I did about twenty turns in a row, then lost my balance and in the crazy acceleration tottered to the tail of the board--completely off the pad, holding onto the bare fiberglass with my toenails. I teetered there for literally minutes while the board was pointed straight down the face of a swell, rocketing along. Finally it slid to the bottom and leveled off, and I clawed my way back to the center. I thought "wow, if someone saw that from the side it probably looked like I knew what I was doing, instead of just barely being along for the ride." Sure enough, a windsurfer pulled up and said "holy crap, that was awesome. I have to get one of these". and then he said "wow, you're an old guy". I was way too flabbergasted by the wacko ride to respond, so I smiled lamely. Only later did I think I SHOULD have said "Oh, this is what we guys at the old folks home do when we burn out on pinochle".

I had little time to ponder all that because the wind was picking up. the tops of the swells were blowing off and the air was full of spindrift. The kite folks way up ahead off the sandbar disappeared. They might turn up somewhere in Idaho. Most of the windsurfers were gone as well, either saying their rosary and looking at the water or rigging a hankie sized sail so popular in the gorge on days like this. The few souls that remained on the water were touching down every fifty feet or so. I passed two windsurfers huddling in the water and slowed to check on them. They asked me when the wind was likely to drop. I suggested they roll up their stuff and float downwind to the hook. Hope they took my advice, they looked kind of scared.

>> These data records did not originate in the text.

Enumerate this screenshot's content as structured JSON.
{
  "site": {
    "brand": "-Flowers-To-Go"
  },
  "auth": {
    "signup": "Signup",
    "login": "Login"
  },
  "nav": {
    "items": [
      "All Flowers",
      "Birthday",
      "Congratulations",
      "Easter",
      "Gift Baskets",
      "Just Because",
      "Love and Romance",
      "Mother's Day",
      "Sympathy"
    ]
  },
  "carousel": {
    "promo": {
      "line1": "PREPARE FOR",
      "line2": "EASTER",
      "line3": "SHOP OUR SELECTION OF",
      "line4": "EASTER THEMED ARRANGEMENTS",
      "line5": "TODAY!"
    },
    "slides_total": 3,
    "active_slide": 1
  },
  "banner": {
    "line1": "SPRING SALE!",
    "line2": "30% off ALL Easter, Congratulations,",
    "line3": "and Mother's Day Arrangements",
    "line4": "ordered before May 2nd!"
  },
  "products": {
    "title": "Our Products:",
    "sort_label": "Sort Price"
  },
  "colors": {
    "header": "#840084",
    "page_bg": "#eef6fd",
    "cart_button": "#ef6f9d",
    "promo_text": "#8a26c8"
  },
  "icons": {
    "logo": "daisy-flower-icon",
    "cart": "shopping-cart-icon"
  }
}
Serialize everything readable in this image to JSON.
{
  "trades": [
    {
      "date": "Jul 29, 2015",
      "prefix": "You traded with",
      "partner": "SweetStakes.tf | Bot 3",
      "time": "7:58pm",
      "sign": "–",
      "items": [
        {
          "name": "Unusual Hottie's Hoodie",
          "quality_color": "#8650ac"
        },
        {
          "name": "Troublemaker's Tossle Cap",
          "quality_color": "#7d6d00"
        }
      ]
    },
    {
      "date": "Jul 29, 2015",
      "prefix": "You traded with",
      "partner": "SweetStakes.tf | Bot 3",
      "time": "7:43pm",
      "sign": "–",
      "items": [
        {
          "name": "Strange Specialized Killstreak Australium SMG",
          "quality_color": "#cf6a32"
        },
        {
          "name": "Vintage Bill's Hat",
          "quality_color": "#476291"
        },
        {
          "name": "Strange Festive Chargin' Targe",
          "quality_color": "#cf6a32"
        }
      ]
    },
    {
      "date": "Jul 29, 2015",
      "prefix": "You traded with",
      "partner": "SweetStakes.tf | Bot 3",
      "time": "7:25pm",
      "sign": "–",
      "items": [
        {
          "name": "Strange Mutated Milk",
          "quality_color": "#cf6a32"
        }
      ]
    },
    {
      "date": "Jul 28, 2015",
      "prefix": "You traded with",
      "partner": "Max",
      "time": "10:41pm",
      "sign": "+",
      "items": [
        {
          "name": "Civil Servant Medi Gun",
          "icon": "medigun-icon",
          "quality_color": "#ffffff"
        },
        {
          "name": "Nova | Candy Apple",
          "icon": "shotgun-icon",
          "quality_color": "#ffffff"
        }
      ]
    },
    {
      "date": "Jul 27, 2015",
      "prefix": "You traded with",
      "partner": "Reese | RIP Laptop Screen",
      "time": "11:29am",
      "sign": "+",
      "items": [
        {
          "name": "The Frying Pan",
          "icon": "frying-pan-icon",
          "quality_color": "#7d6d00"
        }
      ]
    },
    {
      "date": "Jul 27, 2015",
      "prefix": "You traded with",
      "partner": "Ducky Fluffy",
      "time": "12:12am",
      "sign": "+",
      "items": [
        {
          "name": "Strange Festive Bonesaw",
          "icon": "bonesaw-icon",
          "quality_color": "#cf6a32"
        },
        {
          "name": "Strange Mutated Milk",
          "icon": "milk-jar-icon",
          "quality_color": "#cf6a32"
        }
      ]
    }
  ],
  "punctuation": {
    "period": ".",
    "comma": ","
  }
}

A little cove I call the castle was coming up. I thought it might be cool to try to shoot the opening and take a break. It's a little slot in a rock wall, but I figured I could make it. When i went through the slot at mach 2 I realized what a chance I was taking. but it worked out. I got to change my iPhone to other music, shoot a few shots, and calm down. An hour of survival swell surfing was taking a toll. I watched a barge and tug coming up the river, smashing whitewater over the length of the barge. wild stuff.

When I hopped back on my board and pushed into the wind I raised my paddle to sail for a bit. I could barely hold it up as a sail. I was doing at least five knots just from wind on my body. I suspect the gusts might have hit 50. The swells were getting ripped to pieces by the wind. I rounded the tip of Wells Island and looked behind me to see a huge set of swells bearing down. I assume it was wake from the barge that was transformed by the wind into big face. They looked like reef waves--big, smooth faced, and feathering. I paddled into the first one and was off--I rode from the tip of wells island to well past the big log that juts out of the water midway down the island. An amazingly long ride. I didn't do any cutbacks with my F18, but I curved up and down the swell. wild ride. and when I dropped out the next one was right behind and ikt took me to the end of the island.

From there the ride was fairly uneventful, though when I went by the event center in the shallow water curving into the boat channel I caught a nice swell that carried me all the way through the mouth. While I was getting my stuff onto the truck a guy and two girls ran up to see what i was doing. they had been following me from the hook, and were completely blown away by the entire idea of riding a surfboard in the Columbia river. I could have sold them three board right then and there. They were literally overwhelmed--completely excited by the whole idea.

They should have seen it from My perspective.

Maliko is Maliko, but Hood River is a damn close second, with it's own unique set of challenges. I bet we're going to find some even better runs here. I can't wait.

« Last Edit: September 24, 2023, 07:15:16 PM by PonoBill »
Foote 10'4X34", SIC 17.5 V1 hollow and an EPS one in Hood River. Foote 9'0" x 31", L41 8'8", 18' Speedboard, etc. etc.


  • Cortez Bank Status
  • *****
  • Posts: 3201
    • View Profile
Re: So this popped up from 14 years ago on Facebook
« Reply #1 on: Today at 02:24:51 AM »
Great story and foreshadowing the coming foil mania.


SimplePortal 2.3.7 © 2008-2023, SimplePortal